Building a motivated, satisfied, and committed workforce for high-skill jobs, like combat pilot, supply sergeant, and food service can be a nightmare. The United States Army is involved with all of these jobs and more. The attitudes and behaviors of leaders play an important role in shaping each soldier's attitude, such as their job satisfaction and organizational commitment. Different leaders behave in different ways, depending on their individual differences as well as their followers' needs and the organizational situation. Through the structure of the US Army, leadership will be defined as well as how these leaders in the world's most recognized organization is using power to get things done that need to get done. There is probably no topic more important to US Army's success today than leadership.
The concept of leadership in the US Army continues to evolve as the needs of organization change. First, let's discuss what leadership is in the US Army. Stress the basics, set the examples, and set the enforced standards is what leadership is in the US Army (online). This definition captures the idea that leaders are involved with other people in the achievement of goals. The fundamentals of leadership in the US Army are: demonstrates tactical and technical competence, teach subordinates, be a good listener, and treat soldiers with dignity and respect (online).
With these fundamentals in play come different styles of leadership in the US Army. These styles are: dictating, participating, and delegating. Delegating is the process managers use to transfer authority and responsibility to positions below them in the hierarchy (Draft, 817). The commander in the US Army delegates responsibilities to non-commissioned officers who then in turn delegate orders to lower ranking enlisted soldiers. This example is seen everyday as a task in the military. The US Army thrives on this method of leadership. The leader shares the problem with the relevant team members as a group, obtaining their collective ideas and suggestions.
Then the leader makes the decision that may or may not reflect team members influence is the leadership style of participating (online). This example can be found when a commander from his/her sergeants but in the end, the commander has the final decision whether the influence from his/her sergeants was used or not. This is a typical leadership style seen in combat zones, special assignments, and even in the Oval Office. The last leadership style found in the US Army is dictating.
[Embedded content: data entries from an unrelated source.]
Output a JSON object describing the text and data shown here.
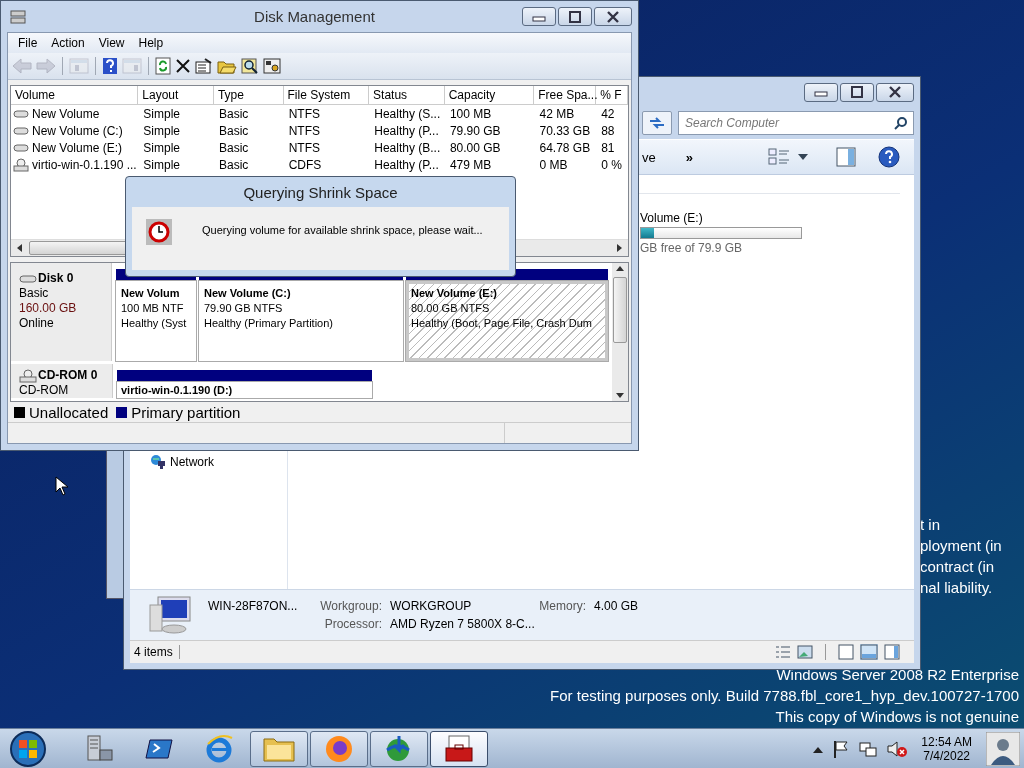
{
  "desktop": {
    "notice_fragments": [
      "t in",
      "ployment (in",
      "contract (in",
      "nal liability."
    ],
    "watermark": [
      "Windows Server 2008 R2 Enterprise",
      "For testing purposes only. Build 7788.fbl_core1_hyp_dev.100727-1700",
      "This copy of Windows is not genuine"
    ]
  },
  "explorer": {
    "search": {
      "placeholder": "Search Computer"
    },
    "toolbar": {
      "item": "ve",
      "more": "»"
    },
    "drive": {
      "name": "Volume (E:)",
      "level": 0.08,
      "free": "GB free of 79.9 GB"
    },
    "nav": [
      {
        "label": "Network"
      }
    ],
    "details": {
      "computer": "WIN-28F87ON...",
      "fields": [
        {
          "label": "Workgroup:",
          "value": "WORKGROUP"
        },
        {
          "label": "Memory:",
          "value": "4.00 GB"
        },
        {
          "label": "Processor:",
          "value": "AMD Ryzen 7 5800X 8-C..."
        }
      ]
    },
    "status": "4 items"
  },
  "disk_management": {
    "window": {
      "title": "Disk Management"
    },
    "menu": [
      "File",
      "Action",
      "View",
      "Help"
    ],
    "toolbar": [
      {
        "kind": "back",
        "disabled": true
      },
      {
        "kind": "forward",
        "disabled": true
      },
      {
        "kind": "tree",
        "disabled": true
      },
      {
        "kind": "help",
        "disabled": false
      },
      {
        "kind": "pane",
        "disabled": true
      },
      {
        "kind": "refresh",
        "disabled": false
      },
      {
        "kind": "delete",
        "disabled": false
      },
      {
        "kind": "properties",
        "disabled": false
      },
      {
        "kind": "open",
        "disabled": false
      },
      {
        "kind": "find",
        "disabled": false
      },
      {
        "kind": "options",
        "disabled": false
      }
    ],
    "table": {
      "columns": [
        "Volume",
        "Layout",
        "Type",
        "File System",
        "Status",
        "Capacity",
        "Free Spa...",
        "% F"
      ],
      "rows": [
        {
          "kind": "hdd",
          "cells": [
            "New Volume",
            "Simple",
            "Basic",
            "NTFS",
            "Healthy (S...",
            "100 MB",
            "42 MB",
            "42"
          ]
        },
        {
          "kind": "hdd",
          "cells": [
            "New Volume (C:)",
            "Simple",
            "Basic",
            "NTFS",
            "Healthy (P...",
            "79.90 GB",
            "70.33 GB",
            "88"
          ]
        },
        {
          "kind": "hdd",
          "cells": [
            "New Volume (E:)",
            "Simple",
            "Basic",
            "NTFS",
            "Healthy (B...",
            "80.00 GB",
            "64.78 GB",
            "81"
          ]
        },
        {
          "kind": "cd",
          "cells": [
            "virtio-win-0.1.190 ...",
            "Simple",
            "Basic",
            "CDFS",
            "Healthy (P...",
            "479 MB",
            "0 MB",
            "0 %"
          ]
        }
      ]
    },
    "disks": [
      {
        "kind": "hdd",
        "name": "Disk 0",
        "lines": [
          "Basic",
          "160.00 GB",
          "Online"
        ],
        "partitions": [
          {
            "name": "New Volum",
            "size": "100 MB NTF",
            "status": "Healthy (Syst",
            "selected": false
          },
          {
            "name": "New Volume  (C:)",
            "size": "79.90 GB NTFS",
            "status": "Healthy (Primary Partition)",
            "selected": false
          },
          {
            "name": "New Volume  (E:)",
            "size": "80.00 GB NTFS",
            "status": "Healthy (Boot, Page File, Crash Dum",
            "selected": true
          }
        ]
      },
      {
        "kind": "cd",
        "name": "CD-ROM 0",
        "lines": [
          "CD-ROM"
        ],
        "partitions": [
          {
            "name": "virtio-win-0.1.190  (D:)",
            "selected": false
          }
        ]
      }
    ],
    "legend": [
      {
        "label": "Unallocated",
        "color": "#000000"
      },
      {
        "label": "Primary partition",
        "color": "#00007f"
      }
    ]
  },
  "dialog": {
    "title": "Querying Shrink Space",
    "message": "Querying volume for available shrink space, please wait..."
  },
  "taskbar": {
    "items": [
      {
        "kind": "servers",
        "running": false,
        "selected": false
      },
      {
        "kind": "console",
        "running": false,
        "selected": false
      },
      {
        "kind": "browser",
        "running": false,
        "selected": false
      },
      {
        "kind": "folder",
        "running": true,
        "selected": false
      },
      {
        "kind": "fox",
        "running": true,
        "selected": false
      },
      {
        "kind": "globe",
        "running": true,
        "selected": false
      },
      {
        "kind": "toolbox",
        "running": true,
        "selected": true
      }
    ],
    "clock": {
      "time": "12:54 AM",
      "date": "7/4/2022"
    }
  }
}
The leader solves the problem or makes the decision using information available to the leader at the time (online). This example is most secret when the commander obtains necessary information from intelligents, then decides the solution. The commander may or may not tell the intelligents what the problem is in getting information from them. The role played by intelligents in making the decision is one of providing the necessary information to the commander rather than generating or evaluating alternative solutions. Leadership in the US Army can be seen as dynamic and involves the use of power to get things done.
Leadership success if focused on the leader's personal characteristics or traits. Traits are the distinguishing personal characteristics of a leader, such as intelligence, values, self-confidence, and appearance. In addition to personality traits, physical, social, and work-related characteristics of leaders is important also. The US Army has a system to a leader's traits or values. According to The Soldier's Handbook, "Everywhere you look on the fields of athletic competition, in combat training, operations, and in civilian communities soldiers are doing what is right" (TRADOC, 2-1). Loyalty is the first Army Value instilled in each soldier for potential leadership roles. Bear true faith and allegiance to the U.S. Constitution, the Army, your unit, and other soldiers is loyalty (TRADOC, 2-2).
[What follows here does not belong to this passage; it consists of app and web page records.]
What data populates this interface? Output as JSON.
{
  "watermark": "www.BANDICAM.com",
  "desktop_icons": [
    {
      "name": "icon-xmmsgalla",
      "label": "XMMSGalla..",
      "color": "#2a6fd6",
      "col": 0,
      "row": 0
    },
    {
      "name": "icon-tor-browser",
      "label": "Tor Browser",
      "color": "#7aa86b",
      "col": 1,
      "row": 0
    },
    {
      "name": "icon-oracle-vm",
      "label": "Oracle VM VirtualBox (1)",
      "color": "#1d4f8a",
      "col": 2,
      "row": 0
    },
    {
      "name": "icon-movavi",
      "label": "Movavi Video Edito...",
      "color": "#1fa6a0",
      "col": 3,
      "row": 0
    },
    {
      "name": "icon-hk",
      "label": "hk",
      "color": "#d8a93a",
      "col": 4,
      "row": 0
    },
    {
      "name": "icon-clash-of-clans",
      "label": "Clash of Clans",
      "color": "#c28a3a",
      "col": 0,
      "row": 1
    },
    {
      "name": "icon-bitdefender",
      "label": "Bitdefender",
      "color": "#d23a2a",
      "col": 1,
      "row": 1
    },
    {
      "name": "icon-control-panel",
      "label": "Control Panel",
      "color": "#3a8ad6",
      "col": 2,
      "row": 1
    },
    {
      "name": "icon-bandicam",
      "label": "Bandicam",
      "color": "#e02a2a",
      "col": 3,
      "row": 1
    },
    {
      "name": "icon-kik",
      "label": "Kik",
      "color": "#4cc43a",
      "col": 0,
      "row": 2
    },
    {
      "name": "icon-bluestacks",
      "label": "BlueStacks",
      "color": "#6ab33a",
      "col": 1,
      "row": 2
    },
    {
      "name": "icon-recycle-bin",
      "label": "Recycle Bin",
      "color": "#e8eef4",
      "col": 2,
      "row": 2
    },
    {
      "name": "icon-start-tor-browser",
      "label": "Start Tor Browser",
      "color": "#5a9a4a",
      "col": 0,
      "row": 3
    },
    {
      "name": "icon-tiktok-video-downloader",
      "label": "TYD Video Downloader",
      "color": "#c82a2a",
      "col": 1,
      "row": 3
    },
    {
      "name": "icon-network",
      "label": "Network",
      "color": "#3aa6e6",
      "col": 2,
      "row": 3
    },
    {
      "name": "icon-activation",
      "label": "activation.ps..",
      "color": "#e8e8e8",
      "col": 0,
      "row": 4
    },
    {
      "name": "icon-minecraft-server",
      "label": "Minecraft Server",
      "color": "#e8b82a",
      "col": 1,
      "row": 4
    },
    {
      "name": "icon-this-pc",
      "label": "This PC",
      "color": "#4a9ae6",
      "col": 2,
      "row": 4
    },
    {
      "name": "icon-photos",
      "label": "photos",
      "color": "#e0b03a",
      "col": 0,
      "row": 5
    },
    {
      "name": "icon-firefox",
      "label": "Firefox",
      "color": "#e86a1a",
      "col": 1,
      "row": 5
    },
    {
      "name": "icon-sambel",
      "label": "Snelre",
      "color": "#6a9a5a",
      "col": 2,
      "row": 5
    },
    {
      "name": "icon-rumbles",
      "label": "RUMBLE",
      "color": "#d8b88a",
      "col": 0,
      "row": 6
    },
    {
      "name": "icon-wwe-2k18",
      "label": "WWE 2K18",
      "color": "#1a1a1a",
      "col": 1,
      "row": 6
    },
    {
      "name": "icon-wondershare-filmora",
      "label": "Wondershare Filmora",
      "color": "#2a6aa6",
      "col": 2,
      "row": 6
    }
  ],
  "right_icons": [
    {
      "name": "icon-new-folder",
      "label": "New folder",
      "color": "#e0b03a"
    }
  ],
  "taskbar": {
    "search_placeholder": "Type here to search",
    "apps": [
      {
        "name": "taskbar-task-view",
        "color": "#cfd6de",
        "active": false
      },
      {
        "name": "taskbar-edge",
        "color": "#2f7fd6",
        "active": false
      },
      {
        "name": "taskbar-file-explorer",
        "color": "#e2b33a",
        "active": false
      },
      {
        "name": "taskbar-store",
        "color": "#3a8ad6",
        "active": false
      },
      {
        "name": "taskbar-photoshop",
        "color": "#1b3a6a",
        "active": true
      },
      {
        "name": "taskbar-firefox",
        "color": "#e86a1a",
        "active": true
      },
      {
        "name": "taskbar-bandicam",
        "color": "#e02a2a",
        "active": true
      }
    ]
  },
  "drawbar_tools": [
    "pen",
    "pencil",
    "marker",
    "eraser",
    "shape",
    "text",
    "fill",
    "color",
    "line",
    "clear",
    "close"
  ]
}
A loyal soldier does the following: respects the Constitution and laws, puts the obligations in correct order: the Constitution, the Army, the unit, and finally, self, observes higher Headquarters priorities, works within the system without manipulating it for personal advantage, shows faithfulness to unit and comrades, carries out tough orders without expressing personal criticism, and defends soldiers against unfair treatment from outside or above.
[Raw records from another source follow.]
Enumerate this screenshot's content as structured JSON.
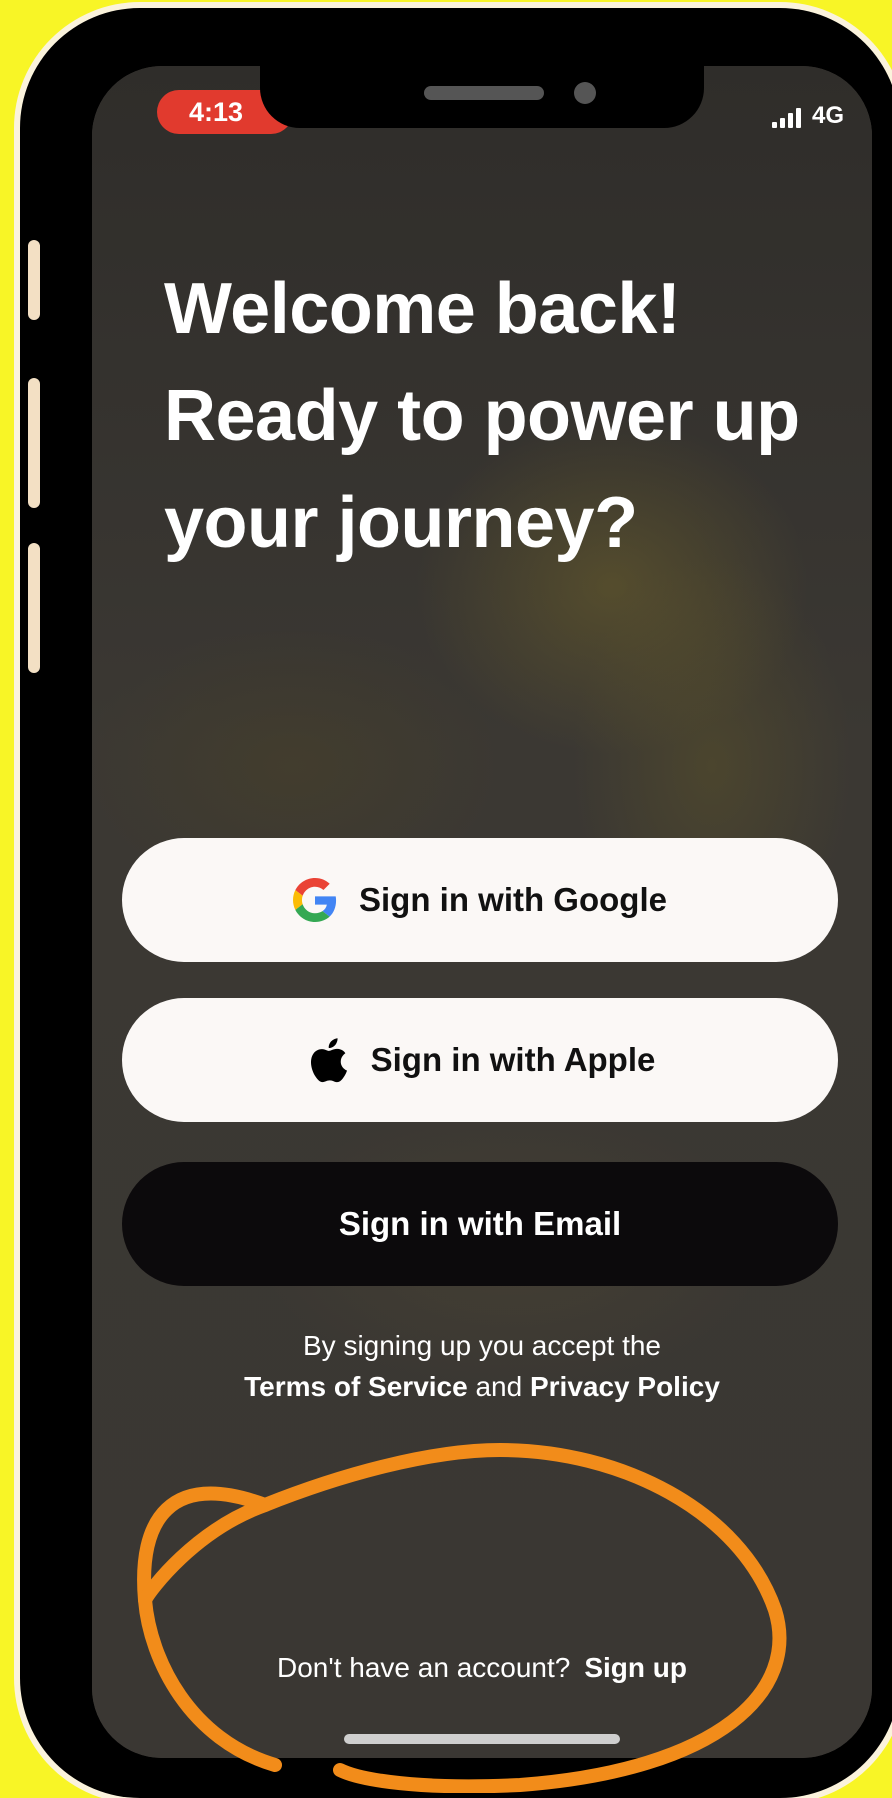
{
  "status_bar": {
    "time": "4:13",
    "network": "4G",
    "signal_icon": "signal-bars-icon",
    "battery_icon": "battery-icon"
  },
  "headline": "Welcome back! Ready to power up your journey?",
  "buttons": {
    "google": {
      "label": "Sign in with Google",
      "icon": "google-icon"
    },
    "apple": {
      "label": "Sign in with Apple",
      "icon": "apple-icon"
    },
    "email": {
      "label": "Sign in with Email"
    }
  },
  "legal": {
    "line1": "By signing up you accept the",
    "terms": "Terms of Service",
    "conjunction": "and",
    "privacy": "Privacy Policy"
  },
  "signup": {
    "prompt": "Don't have an account?",
    "link": "Sign up"
  },
  "colors": {
    "page_background": "#f8f526",
    "annotation": "#f28c1a",
    "time_pill": "#e13a2e",
    "email_button": "#0c0a0c",
    "light_button": "#fbf8f6"
  }
}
Duty is the second Army Value. To fulfill your obligation is duty (TRADOC, 2-5). A soldier who expresses the value of duty will, at a minimum, do the following: carry out requirements of job/office, fulfill legal, civic, and moral obligations. Treating people as they should be treated is respect (TRADOC, 2-8). This is the third Army Value. A soldier who consistently expresses respect does the following: recognizes dignity of all, demonstrates consideration for others; is discreet and tactful when correcting or questioning others, is courteous and polite, demonstrates concern for safety and well-being of others, creates a climate of fairness, values diversity and is sensitive to diversity issues, and does not take advantage of position of authority when placed in change of others.
The next Army Value is selfless service. Putting the welfare of the Nation, the Army, and your subordinates before your own is selfless service (TRADOC, 2-12). A soldier who properly demonstrates the value of selfless service does the following: focuses priorities on service to the Nation, places needs of the Army above personal gain, ensures that soldiers' needs are met before attending to personal needs, balances mission, family, and personal needs, gives credit due others and accepts blame for the team. Honor is one of the most important Army Values. Honor means to live up to all the Army values (TRADOC, 2-14).